WHAT YOU HAVE TO DO: Verbatim output required. Print the data in full.

DATA FOR THE TASK:
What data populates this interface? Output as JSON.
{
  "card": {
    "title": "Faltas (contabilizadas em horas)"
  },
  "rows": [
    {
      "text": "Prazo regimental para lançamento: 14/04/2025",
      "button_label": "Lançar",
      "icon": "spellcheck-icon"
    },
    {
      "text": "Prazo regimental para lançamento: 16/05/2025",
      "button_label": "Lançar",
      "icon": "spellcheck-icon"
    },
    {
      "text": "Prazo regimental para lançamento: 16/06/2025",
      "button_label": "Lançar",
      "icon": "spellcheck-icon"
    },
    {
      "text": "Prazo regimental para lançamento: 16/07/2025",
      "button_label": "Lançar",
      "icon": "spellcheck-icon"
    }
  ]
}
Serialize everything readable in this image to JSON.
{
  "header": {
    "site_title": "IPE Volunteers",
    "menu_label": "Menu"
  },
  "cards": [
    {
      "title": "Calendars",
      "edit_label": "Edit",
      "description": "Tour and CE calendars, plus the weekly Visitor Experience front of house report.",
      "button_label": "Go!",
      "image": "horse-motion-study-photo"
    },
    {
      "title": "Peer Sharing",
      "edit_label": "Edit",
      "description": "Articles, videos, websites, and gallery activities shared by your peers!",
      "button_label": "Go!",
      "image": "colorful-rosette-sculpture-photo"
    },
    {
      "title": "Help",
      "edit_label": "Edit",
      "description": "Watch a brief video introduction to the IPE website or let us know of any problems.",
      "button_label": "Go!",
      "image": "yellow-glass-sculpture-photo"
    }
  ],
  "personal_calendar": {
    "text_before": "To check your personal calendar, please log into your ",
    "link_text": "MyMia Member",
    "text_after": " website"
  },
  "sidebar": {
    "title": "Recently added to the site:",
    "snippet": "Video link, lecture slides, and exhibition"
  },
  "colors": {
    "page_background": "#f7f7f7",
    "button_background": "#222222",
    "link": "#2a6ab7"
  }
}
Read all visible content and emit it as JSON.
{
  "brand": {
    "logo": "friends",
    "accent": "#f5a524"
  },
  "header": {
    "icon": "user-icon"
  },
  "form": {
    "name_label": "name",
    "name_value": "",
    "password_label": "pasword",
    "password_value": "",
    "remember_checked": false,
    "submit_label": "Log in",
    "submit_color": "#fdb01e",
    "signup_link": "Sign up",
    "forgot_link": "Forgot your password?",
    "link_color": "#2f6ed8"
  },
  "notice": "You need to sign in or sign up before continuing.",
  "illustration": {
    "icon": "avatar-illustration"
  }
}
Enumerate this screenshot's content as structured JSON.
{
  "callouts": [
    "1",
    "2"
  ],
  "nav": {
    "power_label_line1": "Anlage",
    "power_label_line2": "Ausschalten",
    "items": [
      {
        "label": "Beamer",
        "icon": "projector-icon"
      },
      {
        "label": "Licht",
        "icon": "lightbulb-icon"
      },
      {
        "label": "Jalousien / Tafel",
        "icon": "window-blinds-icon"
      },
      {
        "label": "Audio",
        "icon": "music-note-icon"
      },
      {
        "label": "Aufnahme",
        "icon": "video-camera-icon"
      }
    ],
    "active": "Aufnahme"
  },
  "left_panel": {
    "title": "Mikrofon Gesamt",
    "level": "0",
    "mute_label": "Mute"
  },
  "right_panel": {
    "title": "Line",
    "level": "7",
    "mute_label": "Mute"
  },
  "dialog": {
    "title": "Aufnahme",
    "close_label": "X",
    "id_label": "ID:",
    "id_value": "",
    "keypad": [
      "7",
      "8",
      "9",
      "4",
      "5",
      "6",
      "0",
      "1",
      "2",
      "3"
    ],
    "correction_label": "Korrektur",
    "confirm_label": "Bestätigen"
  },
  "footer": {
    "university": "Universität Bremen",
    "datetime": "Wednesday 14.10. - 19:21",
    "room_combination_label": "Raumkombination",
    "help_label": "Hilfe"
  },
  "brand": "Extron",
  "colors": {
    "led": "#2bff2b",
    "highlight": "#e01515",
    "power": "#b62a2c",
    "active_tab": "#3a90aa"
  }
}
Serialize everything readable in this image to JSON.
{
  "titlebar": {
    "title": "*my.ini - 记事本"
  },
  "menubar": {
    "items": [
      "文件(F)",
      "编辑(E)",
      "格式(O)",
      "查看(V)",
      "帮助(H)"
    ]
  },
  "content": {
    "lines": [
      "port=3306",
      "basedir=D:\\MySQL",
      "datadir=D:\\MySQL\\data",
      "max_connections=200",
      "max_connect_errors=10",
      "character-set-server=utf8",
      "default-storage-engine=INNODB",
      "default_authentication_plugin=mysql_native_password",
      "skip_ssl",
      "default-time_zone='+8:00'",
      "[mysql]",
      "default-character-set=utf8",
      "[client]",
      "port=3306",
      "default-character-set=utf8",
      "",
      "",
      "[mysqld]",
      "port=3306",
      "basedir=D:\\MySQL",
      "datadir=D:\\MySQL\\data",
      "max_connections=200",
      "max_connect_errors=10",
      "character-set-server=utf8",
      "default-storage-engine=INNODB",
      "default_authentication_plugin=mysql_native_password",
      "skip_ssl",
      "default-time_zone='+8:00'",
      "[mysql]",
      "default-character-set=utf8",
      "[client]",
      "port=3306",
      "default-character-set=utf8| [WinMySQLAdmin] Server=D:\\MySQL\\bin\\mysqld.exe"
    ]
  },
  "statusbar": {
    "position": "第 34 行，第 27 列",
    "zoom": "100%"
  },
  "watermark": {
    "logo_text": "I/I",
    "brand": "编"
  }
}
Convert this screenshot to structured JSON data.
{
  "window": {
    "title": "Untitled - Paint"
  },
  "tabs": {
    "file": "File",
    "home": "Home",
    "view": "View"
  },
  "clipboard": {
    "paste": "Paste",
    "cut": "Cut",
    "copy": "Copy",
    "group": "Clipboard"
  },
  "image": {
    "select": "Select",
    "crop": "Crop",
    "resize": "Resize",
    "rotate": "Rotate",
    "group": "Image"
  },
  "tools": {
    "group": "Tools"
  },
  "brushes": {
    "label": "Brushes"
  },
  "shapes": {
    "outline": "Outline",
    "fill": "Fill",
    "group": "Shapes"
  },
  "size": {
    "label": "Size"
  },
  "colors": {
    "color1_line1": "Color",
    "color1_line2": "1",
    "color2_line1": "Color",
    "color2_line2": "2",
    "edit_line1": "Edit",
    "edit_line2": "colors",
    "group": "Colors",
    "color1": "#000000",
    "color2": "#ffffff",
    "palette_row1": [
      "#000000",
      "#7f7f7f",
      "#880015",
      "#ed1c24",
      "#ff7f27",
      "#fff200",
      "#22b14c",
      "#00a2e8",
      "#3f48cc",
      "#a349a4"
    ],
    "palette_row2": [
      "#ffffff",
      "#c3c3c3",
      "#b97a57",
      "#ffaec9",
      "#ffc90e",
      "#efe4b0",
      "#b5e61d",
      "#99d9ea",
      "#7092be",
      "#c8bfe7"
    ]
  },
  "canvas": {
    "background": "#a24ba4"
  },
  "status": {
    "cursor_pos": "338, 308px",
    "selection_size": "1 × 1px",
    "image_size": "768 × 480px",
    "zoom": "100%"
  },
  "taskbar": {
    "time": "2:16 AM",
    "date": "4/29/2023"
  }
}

SOLUTION:
What data populates this interface? Output as JSON.
{
  "card": {
    "title": "Faltas (contabilizadas em horas)"
  },
  "rows": [
    {
      "text": "Prazo regimental para lançamento: 14/04/2025",
      "button_label": "Lançar",
      "icon": "spellcheck-icon"
    },
    {
      "text": "Prazo regimental para lançamento: 16/05/2025",
      "button_label": "Lançar",
      "icon": "spellcheck-icon"
    },
    {
      "text": "Prazo regimental para lançamento: 16/06/2025",
      "button_label": "Lançar",
      "icon": "spellcheck-icon"
    },
    {
      "text": "Prazo regimental para lançamento: 16/07/2025",
      "button_label": "Lançar",
      "icon": "spellcheck-icon"
    }
  ]
}
Serialize everything readable in this image to JSON.
{
  "header": {
    "site_title": "IPE Volunteers",
    "menu_label": "Menu"
  },
  "cards": [
    {
      "title": "Calendars",
      "edit_label": "Edit",
      "description": "Tour and CE calendars, plus the weekly Visitor Experience front of house report.",
      "button_label": "Go!",
      "image": "horse-motion-study-photo"
    },
    {
      "title": "Peer Sharing",
      "edit_label": "Edit",
      "description": "Articles, videos, websites, and gallery activities shared by your peers!",
      "button_label": "Go!",
      "image": "colorful-rosette-sculpture-photo"
    },
    {
      "title": "Help",
      "edit_label": "Edit",
      "description": "Watch a brief video introduction to the IPE website or let us know of any problems.",
      "button_label": "Go!",
      "image": "yellow-glass-sculpture-photo"
    }
  ],
  "personal_calendar": {
    "text_before": "To check your personal calendar, please log into your ",
    "link_text": "MyMia Member",
    "text_after": " website"
  },
  "sidebar": {
    "title": "Recently added to the site:",
    "snippet": "Video link, lecture slides, and exhibition"
  },
  "colors": {
    "page_background": "#f7f7f7",
    "button_background": "#222222",
    "link": "#2a6ab7"
  }
}
Read all visible content and emit it as JSON.
{
  "brand": {
    "logo": "friends",
    "accent": "#f5a524"
  },
  "header": {
    "icon": "user-icon"
  },
  "form": {
    "name_label": "name",
    "name_value": "",
    "password_label": "pasword",
    "password_value": "",
    "remember_checked": false,
    "submit_label": "Log in",
    "submit_color": "#fdb01e",
    "signup_link": "Sign up",
    "forgot_link": "Forgot your password?",
    "link_color": "#2f6ed8"
  },
  "notice": "You need to sign in or sign up before continuing.",
  "illustration": {
    "icon": "avatar-illustration"
  }
}
Enumerate this screenshot's content as structured JSON.
{
  "callouts": [
    "1",
    "2"
  ],
  "nav": {
    "power_label_line1": "Anlage",
    "power_label_line2": "Ausschalten",
    "items": [
      {
        "label": "Beamer",
        "icon": "projector-icon"
      },
      {
        "label": "Licht",
        "icon": "lightbulb-icon"
      },
      {
        "label": "Jalousien / Tafel",
        "icon": "window-blinds-icon"
      },
      {
        "label": "Audio",
        "icon": "music-note-icon"
      },
      {
        "label": "Aufnahme",
        "icon": "video-camera-icon"
      }
    ],
    "active": "Aufnahme"
  },
  "left_panel": {
    "title": "Mikrofon Gesamt",
    "level": "0",
    "mute_label": "Mute"
  },
  "right_panel": {
    "title": "Line",
    "level": "7",
    "mute_label": "Mute"
  },
  "dialog": {
    "title": "Aufnahme",
    "close_label": "X",
    "id_label": "ID:",
    "id_value": "",
    "keypad": [
      "7",
      "8",
      "9",
      "4",
      "5",
      "6",
      "0",
      "1",
      "2",
      "3"
    ],
    "correction_label": "Korrektur",
    "confirm_label": "Bestätigen"
  },
  "footer": {
    "university": "Universität Bremen",
    "datetime": "Wednesday 14.10. - 19:21",
    "room_combination_label": "Raumkombination",
    "help_label": "Hilfe"
  },
  "brand": "Extron",
  "colors": {
    "led": "#2bff2b",
    "highlight": "#e01515",
    "power": "#b62a2c",
    "active_tab": "#3a90aa"
  }
}
Serialize everything readable in this image to JSON.
{
  "titlebar": {
    "title": "*my.ini - 记事本"
  },
  "menubar": {
    "items": [
      "文件(F)",
      "编辑(E)",
      "格式(O)",
      "查看(V)",
      "帮助(H)"
    ]
  },
  "content": {
    "lines": [
      "port=3306",
      "basedir=D:\\MySQL",
      "datadir=D:\\MySQL\\data",
      "max_connections=200",
      "max_connect_errors=10",
      "character-set-server=utf8",
      "default-storage-engine=INNODB",
      "default_authentication_plugin=mysql_native_password",
      "skip_ssl",
      "default-time_zone='+8:00'",
      "[mysql]",
      "default-character-set=utf8",
      "[client]",
      "port=3306",
      "default-character-set=utf8",
      "",
      "",
      "[mysqld]",
      "port=3306",
      "basedir=D:\\MySQL",
      "datadir=D:\\MySQL\\data",
      "max_connections=200",
      "max_connect_errors=10",
      "character-set-server=utf8",
      "default-storage-engine=INNODB",
      "default_authentication_plugin=mysql_native_password",
      "skip_ssl",
      "default-time_zone='+8:00'",
      "[mysql]",
      "default-character-set=utf8",
      "[client]",
      "port=3306",
      "default-character-set=utf8| [WinMySQLAdmin] Server=D:\\MySQL\\bin\\mysqld.exe"
    ]
  },
  "statusbar": {
    "position": "第 34 行，第 27 列",
    "zoom": "100%"
  },
  "watermark": {
    "logo_text": "I/I",
    "brand": "编"
  }
}
Convert this screenshot to structured JSON data.
{
  "window": {
    "title": "Untitled - Paint"
  },
  "tabs": {
    "file": "File",
    "home": "Home",
    "view": "View"
  },
  "clipboard": {
    "paste": "Paste",
    "cut": "Cut",
    "copy": "Copy",
    "group": "Clipboard"
  },
  "image": {
    "select": "Select",
    "crop": "Crop",
    "resize": "Resize",
    "rotate": "Rotate",
    "group": "Image"
  },
  "tools": {
    "group": "Tools"
  },
  "brushes": {
    "label": "Brushes"
  },
  "shapes": {
    "outline": "Outline",
    "fill": "Fill",
    "group": "Shapes"
  },
  "size": {
    "label": "Size"
  },
  "colors": {
    "color1_line1": "Color",
    "color1_line2": "1",
    "color2_line1": "Color",
    "color2_line2": "2",
    "edit_line1": "Edit",
    "edit_line2": "colors",
    "group": "Colors",
    "color1": "#000000",
    "color2": "#ffffff",
    "palette_row1": [
      "#000000",
      "#7f7f7f",
      "#880015",
      "#ed1c24",
      "#ff7f27",
      "#fff200",
      "#22b14c",
      "#00a2e8",
      "#3f48cc",
      "#a349a4"
    ],
    "palette_row2": [
      "#ffffff",
      "#c3c3c3",
      "#b97a57",
      "#ffaec9",
      "#ffc90e",
      "#efe4b0",
      "#b5e61d",
      "#99d9ea",
      "#7092be",
      "#c8bfe7"
    ]
  },
  "canvas": {
    "background": "#a24ba4"
  },
  "status": {
    "cursor_pos": "338, 308px",
    "selection_size": "1 × 1px",
    "image_size": "768 × 480px",
    "zoom": "100%"
  },
  "taskbar": {
    "time": "2:16 AM",
    "date": "4/29/2023"
  }
}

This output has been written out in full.